**Material to process:**
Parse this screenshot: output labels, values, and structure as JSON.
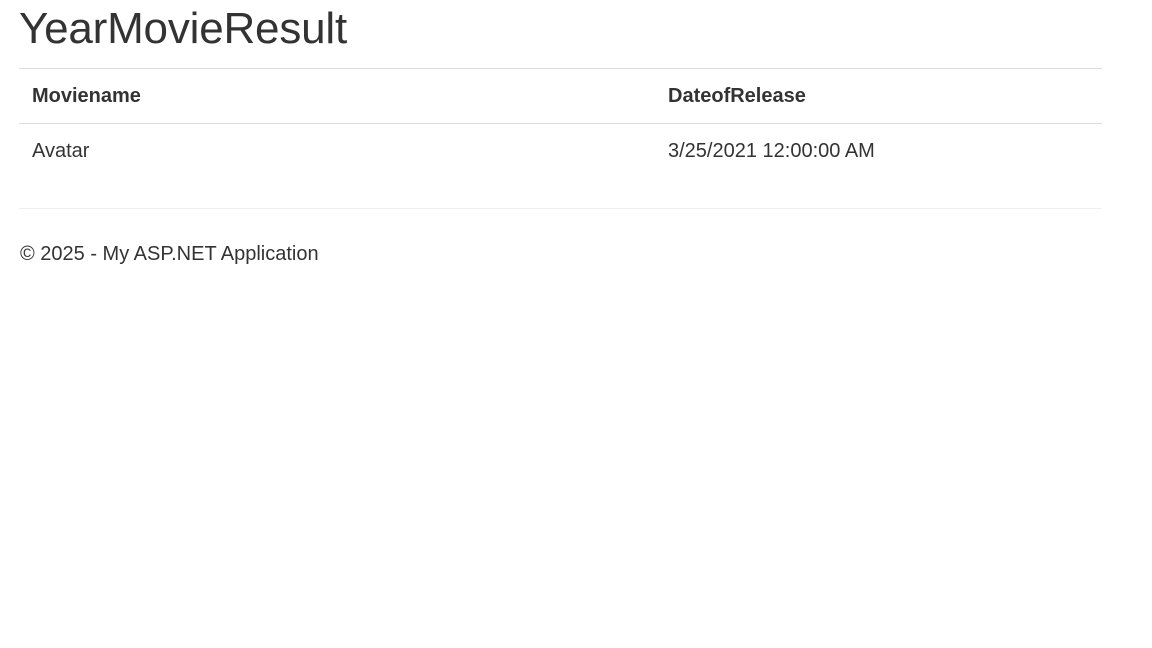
{
  "page": {
    "title": "YearMovieResult"
  },
  "table": {
    "headers": [
      "Moviename",
      "DateofRelease"
    ],
    "rows": [
      [
        "Avatar",
        "3/25/2021 12:00:00 AM"
      ]
    ]
  },
  "footer": {
    "text": "© 2025 - My ASP.NET Application"
  }
}
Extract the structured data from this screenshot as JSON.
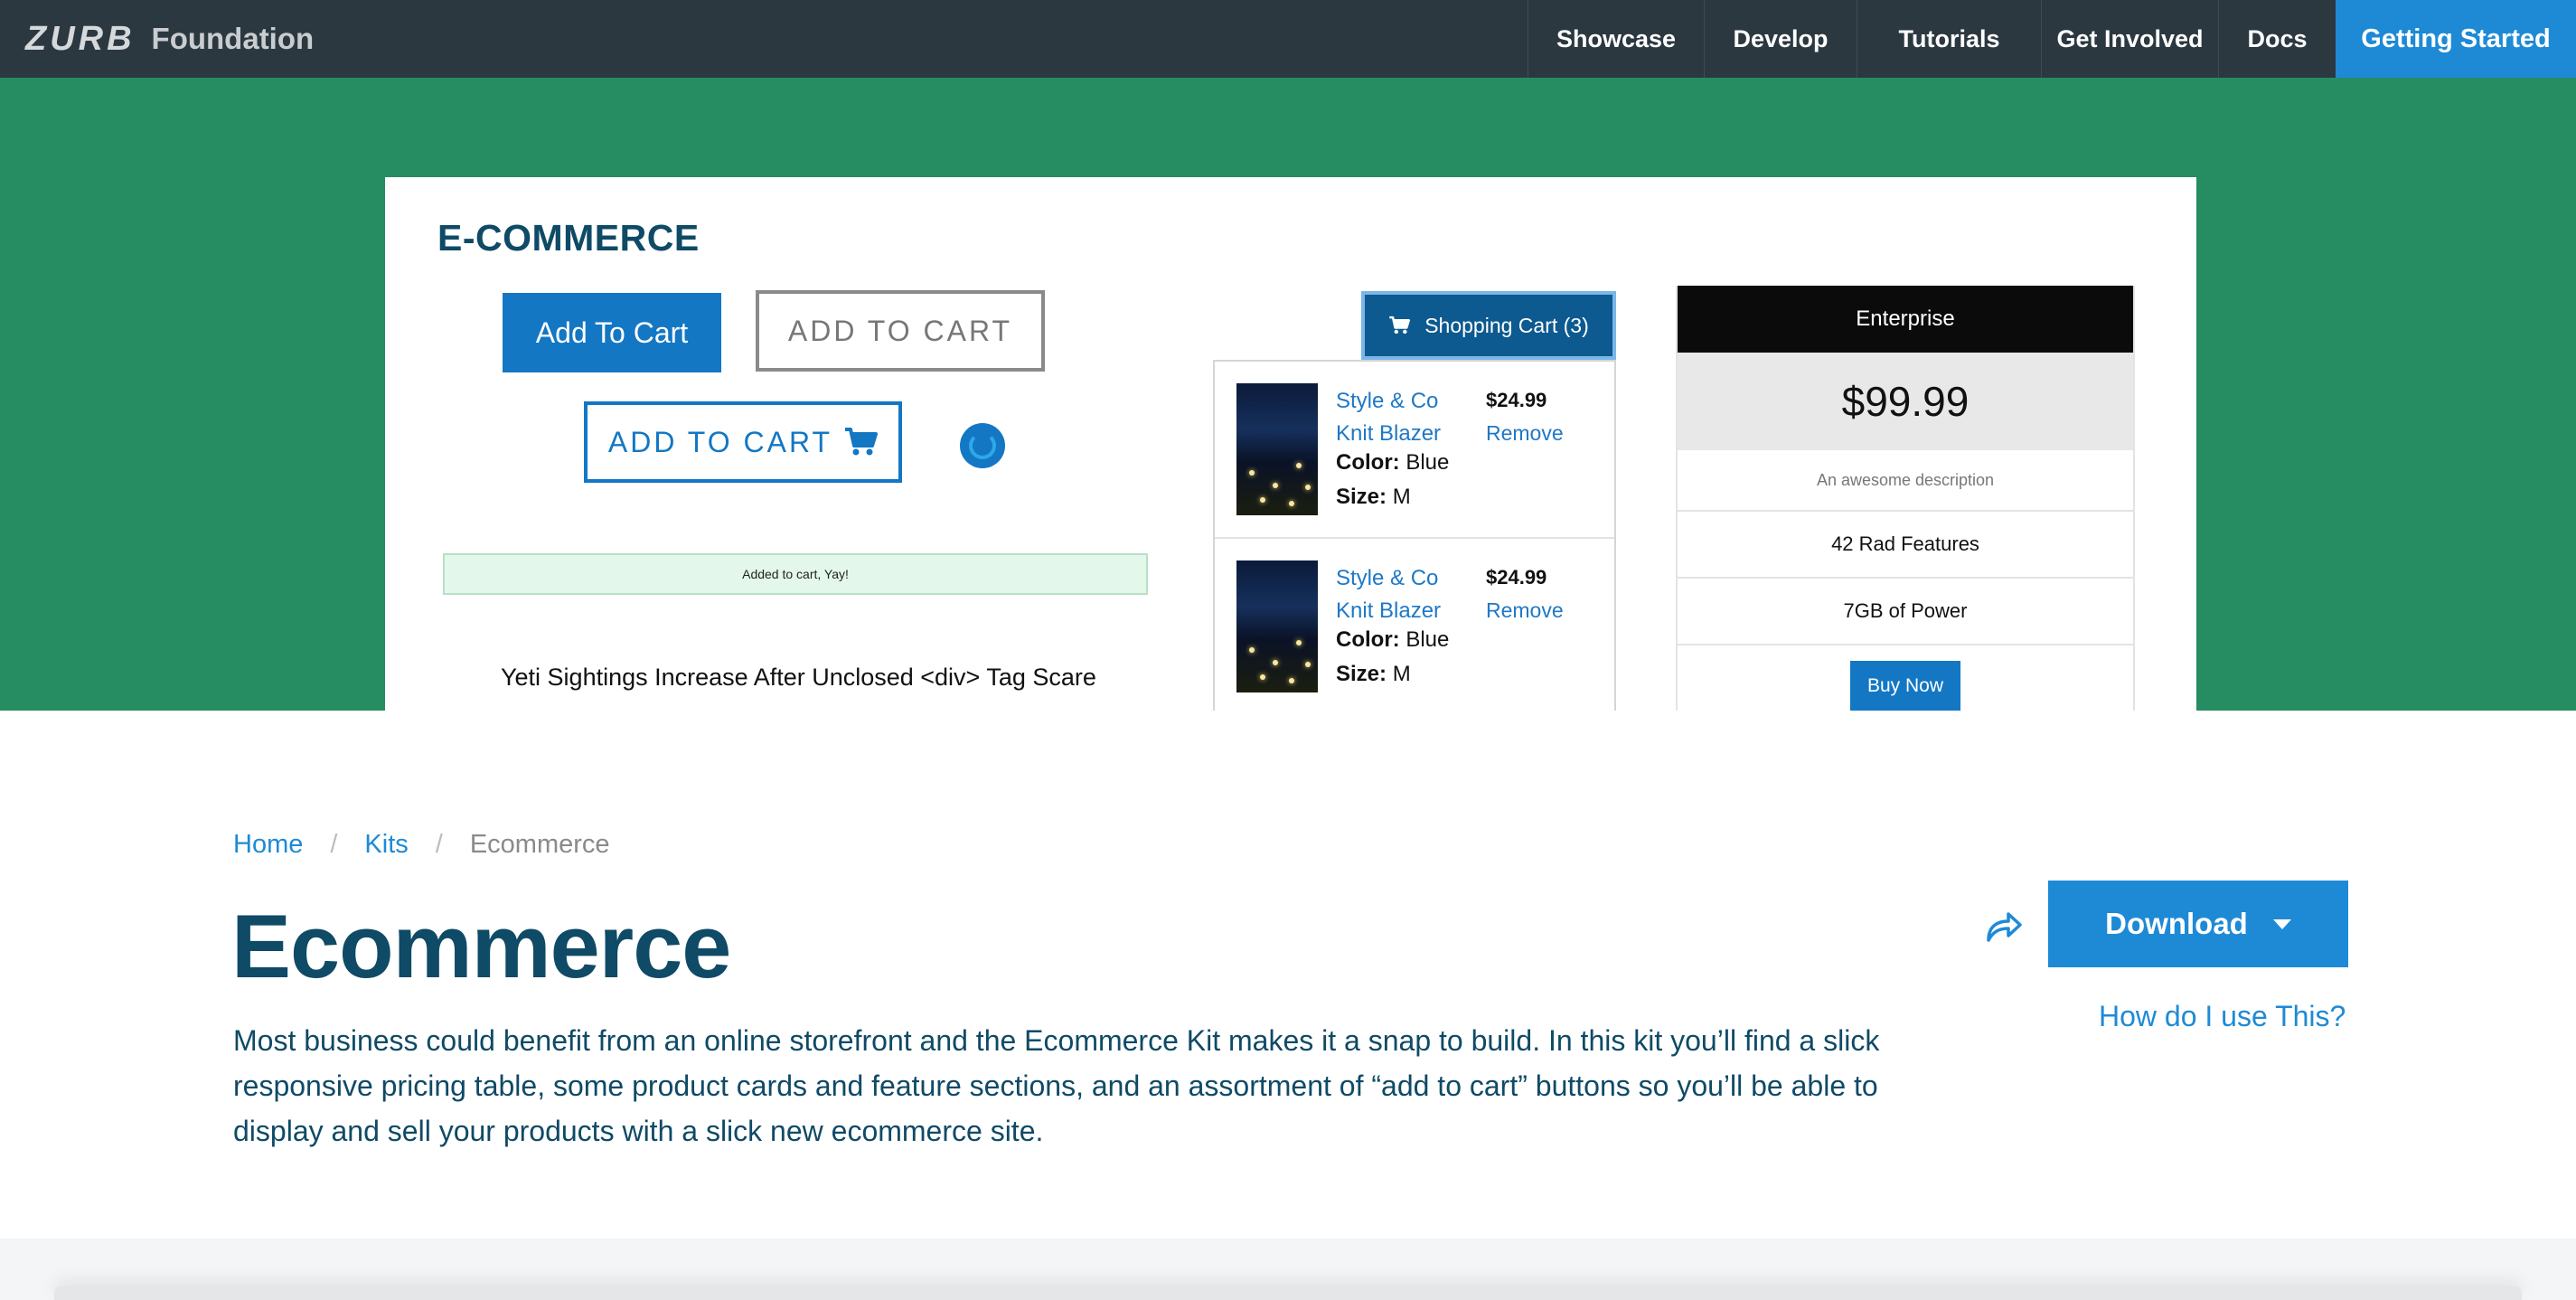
{
  "brand": {
    "logo_text": "ZURB",
    "name": "Foundation"
  },
  "nav": {
    "items": [
      {
        "label": "Showcase"
      },
      {
        "label": "Develop"
      },
      {
        "label": "Tutorials"
      },
      {
        "label": "Get Involved"
      },
      {
        "label": "Docs"
      }
    ],
    "cta_label": "Getting Started"
  },
  "hero": {
    "background": "#268c62",
    "preview": {
      "title": "E-COMMERCE",
      "button_solid": "Add To Cart",
      "button_outline_gray": "ADD TO CART",
      "button_outline_blue": "ADD TO CART",
      "alert": "Added to cart, Yay!",
      "headline": "Yeti Sightings Increase After Unclosed <div> Tag Scare",
      "cart": {
        "button_label": "Shopping Cart (3)",
        "items": [
          {
            "name": "Style & Co Knit Blazer",
            "color_label": "Color:",
            "color": "Blue",
            "size_label": "Size:",
            "size": "M",
            "price": "$24.99",
            "remove": "Remove"
          },
          {
            "name": "Style & Co Knit Blazer",
            "color_label": "Color:",
            "color": "Blue",
            "size_label": "Size:",
            "size": "M",
            "price": "$24.99",
            "remove": "Remove"
          }
        ]
      },
      "pricing": {
        "plan": "Enterprise",
        "price": "$99.99",
        "description": "An awesome description",
        "features": [
          "42 Rad Features",
          "7GB of Power"
        ],
        "buy_label": "Buy Now"
      }
    }
  },
  "breadcrumb": {
    "items": [
      "Home",
      "Kits"
    ],
    "current": "Ecommerce",
    "separator": "/"
  },
  "page": {
    "title": "Ecommerce",
    "description": "Most business could benefit from an online storefront and the Ecommerce Kit makes it a snap to build. In this kit you’ll find a slick responsive pricing table, some product cards and feature sections, and an assortment of “add to cart” buttons so you’ll be able to display and sell your products with a slick new ecommerce site."
  },
  "actions": {
    "download_label": "Download",
    "howto_label": "How do I use This?"
  },
  "icons": {
    "cart": "cart-icon",
    "share": "share-icon",
    "spinner": "spinner-icon",
    "caret": "caret-down-icon"
  },
  "colors": {
    "nav_bg": "#2c3840",
    "accent": "#1e8ad6",
    "title": "#0f4a66"
  }
}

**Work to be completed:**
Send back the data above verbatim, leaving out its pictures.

**Task output:**
Parse this screenshot: output labels, values, and structure as JSON.
{
  "page": {
    "title": "YearMovieResult"
  },
  "table": {
    "headers": [
      "Moviename",
      "DateofRelease"
    ],
    "rows": [
      [
        "Avatar",
        "3/25/2021 12:00:00 AM"
      ]
    ]
  },
  "footer": {
    "text": "© 2025 - My ASP.NET Application"
  }
}
Extract the structured data from this screenshot as JSON.
{
  "brand": {
    "logo_text": "ZURB",
    "name": "Foundation"
  },
  "nav": {
    "items": [
      {
        "label": "Showcase"
      },
      {
        "label": "Develop"
      },
      {
        "label": "Tutorials"
      },
      {
        "label": "Get Involved"
      },
      {
        "label": "Docs"
      }
    ],
    "cta_label": "Getting Started"
  },
  "hero": {
    "background": "#268c62",
    "preview": {
      "title": "E-COMMERCE",
      "button_solid": "Add To Cart",
      "button_outline_gray": "ADD TO CART",
      "button_outline_blue": "ADD TO CART",
      "alert": "Added to cart, Yay!",
      "headline": "Yeti Sightings Increase After Unclosed <div> Tag Scare",
      "cart": {
        "button_label": "Shopping Cart (3)",
        "items": [
          {
            "name": "Style & Co Knit Blazer",
            "color_label": "Color:",
            "color": "Blue",
            "size_label": "Size:",
            "size": "M",
            "price": "$24.99",
            "remove": "Remove"
          },
          {
            "name": "Style & Co Knit Blazer",
            "color_label": "Color:",
            "color": "Blue",
            "size_label": "Size:",
            "size": "M",
            "price": "$24.99",
            "remove": "Remove"
          }
        ]
      },
      "pricing": {
        "plan": "Enterprise",
        "price": "$99.99",
        "description": "An awesome description",
        "features": [
          "42 Rad Features",
          "7GB of Power"
        ],
        "buy_label": "Buy Now"
      }
    }
  },
  "breadcrumb": {
    "items": [
      "Home",
      "Kits"
    ],
    "current": "Ecommerce",
    "separator": "/"
  },
  "page": {
    "title": "Ecommerce",
    "description": "Most business could benefit from an online storefront and the Ecommerce Kit makes it a snap to build. In this kit you’ll find a slick responsive pricing table, some product cards and feature sections, and an assortment of “add to cart” buttons so you’ll be able to display and sell your products with a slick new ecommerce site."
  },
  "actions": {
    "download_label": "Download",
    "howto_label": "How do I use This?"
  },
  "icons": {
    "cart": "cart-icon",
    "share": "share-icon",
    "spinner": "spinner-icon",
    "caret": "caret-down-icon"
  },
  "colors": {
    "nav_bg": "#2c3840",
    "accent": "#1e8ad6",
    "title": "#0f4a66"
  }
}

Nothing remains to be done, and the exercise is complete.